What you should do:
Repeat each record below exactly as it is written.

Source material:

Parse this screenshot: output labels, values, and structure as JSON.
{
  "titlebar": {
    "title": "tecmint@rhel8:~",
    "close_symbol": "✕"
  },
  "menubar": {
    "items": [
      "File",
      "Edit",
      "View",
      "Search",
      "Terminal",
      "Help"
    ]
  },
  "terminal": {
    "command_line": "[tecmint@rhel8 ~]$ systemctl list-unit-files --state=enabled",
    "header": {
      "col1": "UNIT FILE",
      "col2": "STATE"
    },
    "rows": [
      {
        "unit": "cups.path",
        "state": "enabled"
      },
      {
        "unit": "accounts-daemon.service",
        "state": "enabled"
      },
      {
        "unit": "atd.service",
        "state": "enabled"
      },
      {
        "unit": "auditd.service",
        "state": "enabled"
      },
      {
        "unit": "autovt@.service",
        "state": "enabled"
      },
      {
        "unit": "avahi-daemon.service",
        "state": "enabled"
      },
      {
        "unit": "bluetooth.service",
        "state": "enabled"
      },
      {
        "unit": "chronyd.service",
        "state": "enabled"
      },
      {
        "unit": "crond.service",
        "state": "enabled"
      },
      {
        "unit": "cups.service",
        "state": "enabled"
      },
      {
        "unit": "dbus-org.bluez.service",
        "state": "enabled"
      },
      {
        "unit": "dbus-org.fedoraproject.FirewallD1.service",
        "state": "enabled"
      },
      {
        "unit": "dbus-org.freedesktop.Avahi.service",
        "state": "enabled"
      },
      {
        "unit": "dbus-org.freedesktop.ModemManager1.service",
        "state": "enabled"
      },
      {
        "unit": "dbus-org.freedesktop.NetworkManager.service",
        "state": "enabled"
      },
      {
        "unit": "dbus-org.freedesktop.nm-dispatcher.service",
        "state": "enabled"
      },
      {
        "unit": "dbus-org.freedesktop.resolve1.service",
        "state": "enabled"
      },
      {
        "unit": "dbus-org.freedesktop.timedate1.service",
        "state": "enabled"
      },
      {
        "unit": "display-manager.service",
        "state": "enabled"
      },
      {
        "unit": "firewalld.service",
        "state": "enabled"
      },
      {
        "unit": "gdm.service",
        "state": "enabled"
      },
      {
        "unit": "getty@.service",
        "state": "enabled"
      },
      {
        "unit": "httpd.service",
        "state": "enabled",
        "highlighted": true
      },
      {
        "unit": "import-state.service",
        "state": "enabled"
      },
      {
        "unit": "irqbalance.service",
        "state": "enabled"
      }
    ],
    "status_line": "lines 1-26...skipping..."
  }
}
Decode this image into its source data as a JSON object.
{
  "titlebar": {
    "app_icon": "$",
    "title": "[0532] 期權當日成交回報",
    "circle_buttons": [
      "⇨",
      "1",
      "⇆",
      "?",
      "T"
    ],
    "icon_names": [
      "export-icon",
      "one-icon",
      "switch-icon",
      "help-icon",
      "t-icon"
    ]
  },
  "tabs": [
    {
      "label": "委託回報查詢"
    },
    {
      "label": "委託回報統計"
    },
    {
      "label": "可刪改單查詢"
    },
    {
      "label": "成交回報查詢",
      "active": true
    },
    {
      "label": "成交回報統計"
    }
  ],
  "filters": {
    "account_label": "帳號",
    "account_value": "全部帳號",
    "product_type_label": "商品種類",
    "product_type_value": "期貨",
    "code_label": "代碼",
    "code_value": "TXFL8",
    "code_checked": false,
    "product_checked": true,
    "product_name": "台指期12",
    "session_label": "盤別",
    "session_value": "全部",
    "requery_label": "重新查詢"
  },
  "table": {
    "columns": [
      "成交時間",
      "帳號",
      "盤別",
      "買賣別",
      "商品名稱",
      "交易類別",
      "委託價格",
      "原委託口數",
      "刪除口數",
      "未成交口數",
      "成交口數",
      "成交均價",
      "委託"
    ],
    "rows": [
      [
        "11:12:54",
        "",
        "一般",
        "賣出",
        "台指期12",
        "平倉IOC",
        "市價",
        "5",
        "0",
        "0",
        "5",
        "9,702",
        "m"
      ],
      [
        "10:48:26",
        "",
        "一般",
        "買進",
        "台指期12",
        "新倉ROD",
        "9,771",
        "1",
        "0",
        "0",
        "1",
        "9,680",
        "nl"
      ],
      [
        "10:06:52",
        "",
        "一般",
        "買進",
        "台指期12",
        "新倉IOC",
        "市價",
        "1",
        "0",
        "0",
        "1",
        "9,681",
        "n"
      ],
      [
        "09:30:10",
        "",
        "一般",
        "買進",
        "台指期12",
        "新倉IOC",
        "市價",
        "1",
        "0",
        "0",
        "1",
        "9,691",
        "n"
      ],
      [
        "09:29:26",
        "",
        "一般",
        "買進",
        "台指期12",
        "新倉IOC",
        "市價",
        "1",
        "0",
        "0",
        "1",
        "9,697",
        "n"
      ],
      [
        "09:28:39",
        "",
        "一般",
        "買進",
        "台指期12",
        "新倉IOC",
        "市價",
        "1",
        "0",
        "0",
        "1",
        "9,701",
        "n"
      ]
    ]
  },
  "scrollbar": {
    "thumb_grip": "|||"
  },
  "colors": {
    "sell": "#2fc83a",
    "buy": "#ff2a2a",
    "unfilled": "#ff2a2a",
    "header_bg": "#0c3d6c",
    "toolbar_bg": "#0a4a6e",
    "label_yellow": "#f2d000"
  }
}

Answer:
Parse this screenshot: output labels, values, and structure as JSON.
{
  "titlebar": {
    "title": "tecmint@rhel8:~",
    "close_symbol": "✕"
  },
  "menubar": {
    "items": [
      "File",
      "Edit",
      "View",
      "Search",
      "Terminal",
      "Help"
    ]
  },
  "terminal": {
    "command_line": "[tecmint@rhel8 ~]$ systemctl list-unit-files --state=enabled",
    "header": {
      "col1": "UNIT FILE",
      "col2": "STATE"
    },
    "rows": [
      {
        "unit": "cups.path",
        "state": "enabled"
      },
      {
        "unit": "accounts-daemon.service",
        "state": "enabled"
      },
      {
        "unit": "atd.service",
        "state": "enabled"
      },
      {
        "unit": "auditd.service",
        "state": "enabled"
      },
      {
        "unit": "autovt@.service",
        "state": "enabled"
      },
      {
        "unit": "avahi-daemon.service",
        "state": "enabled"
      },
      {
        "unit": "bluetooth.service",
        "state": "enabled"
      },
      {
        "unit": "chronyd.service",
        "state": "enabled"
      },
      {
        "unit": "crond.service",
        "state": "enabled"
      },
      {
        "unit": "cups.service",
        "state": "enabled"
      },
      {
        "unit": "dbus-org.bluez.service",
        "state": "enabled"
      },
      {
        "unit": "dbus-org.fedoraproject.FirewallD1.service",
        "state": "enabled"
      },
      {
        "unit": "dbus-org.freedesktop.Avahi.service",
        "state": "enabled"
      },
      {
        "unit": "dbus-org.freedesktop.ModemManager1.service",
        "state": "enabled"
      },
      {
        "unit": "dbus-org.freedesktop.NetworkManager.service",
        "state": "enabled"
      },
      {
        "unit": "dbus-org.freedesktop.nm-dispatcher.service",
        "state": "enabled"
      },
      {
        "unit": "dbus-org.freedesktop.resolve1.service",
        "state": "enabled"
      },
      {
        "unit": "dbus-org.freedesktop.timedate1.service",
        "state": "enabled"
      },
      {
        "unit": "display-manager.service",
        "state": "enabled"
      },
      {
        "unit": "firewalld.service",
        "state": "enabled"
      },
      {
        "unit": "gdm.service",
        "state": "enabled"
      },
      {
        "unit": "getty@.service",
        "state": "enabled"
      },
      {
        "unit": "httpd.service",
        "state": "enabled",
        "highlighted": true
      },
      {
        "unit": "import-state.service",
        "state": "enabled"
      },
      {
        "unit": "irqbalance.service",
        "state": "enabled"
      }
    ],
    "status_line": "lines 1-26...skipping..."
  }
}
Decode this image into its source data as a JSON object.
{
  "titlebar": {
    "app_icon": "$",
    "title": "[0532] 期權當日成交回報",
    "circle_buttons": [
      "⇨",
      "1",
      "⇆",
      "?",
      "T"
    ],
    "icon_names": [
      "export-icon",
      "one-icon",
      "switch-icon",
      "help-icon",
      "t-icon"
    ]
  },
  "tabs": [
    {
      "label": "委託回報查詢"
    },
    {
      "label": "委託回報統計"
    },
    {
      "label": "可刪改單查詢"
    },
    {
      "label": "成交回報查詢",
      "active": true
    },
    {
      "label": "成交回報統計"
    }
  ],
  "filters": {
    "account_label": "帳號",
    "account_value": "全部帳號",
    "product_type_label": "商品種類",
    "product_type_value": "期貨",
    "code_label": "代碼",
    "code_value": "TXFL8",
    "code_checked": false,
    "product_checked": true,
    "product_name": "台指期12",
    "session_label": "盤別",
    "session_value": "全部",
    "requery_label": "重新查詢"
  },
  "table": {
    "columns": [
      "成交時間",
      "帳號",
      "盤別",
      "買賣別",
      "商品名稱",
      "交易類別",
      "委託價格",
      "原委託口數",
      "刪除口數",
      "未成交口數",
      "成交口數",
      "成交均價",
      "委託"
    ],
    "rows": [
      [
        "11:12:54",
        "",
        "一般",
        "賣出",
        "台指期12",
        "平倉IOC",
        "市價",
        "5",
        "0",
        "0",
        "5",
        "9,702",
        "m"
      ],
      [
        "10:48:26",
        "",
        "一般",
        "買進",
        "台指期12",
        "新倉ROD",
        "9,771",
        "1",
        "0",
        "0",
        "1",
        "9,680",
        "nl"
      ],
      [
        "10:06:52",
        "",
        "一般",
        "買進",
        "台指期12",
        "新倉IOC",
        "市價",
        "1",
        "0",
        "0",
        "1",
        "9,681",
        "n"
      ],
      [
        "09:30:10",
        "",
        "一般",
        "買進",
        "台指期12",
        "新倉IOC",
        "市價",
        "1",
        "0",
        "0",
        "1",
        "9,691",
        "n"
      ],
      [
        "09:29:26",
        "",
        "一般",
        "買進",
        "台指期12",
        "新倉IOC",
        "市價",
        "1",
        "0",
        "0",
        "1",
        "9,697",
        "n"
      ],
      [
        "09:28:39",
        "",
        "一般",
        "買進",
        "台指期12",
        "新倉IOC",
        "市價",
        "1",
        "0",
        "0",
        "1",
        "9,701",
        "n"
      ]
    ]
  },
  "scrollbar": {
    "thumb_grip": "|||"
  },
  "colors": {
    "sell": "#2fc83a",
    "buy": "#ff2a2a",
    "unfilled": "#ff2a2a",
    "header_bg": "#0c3d6c",
    "toolbar_bg": "#0a4a6e",
    "label_yellow": "#f2d000"
  }
}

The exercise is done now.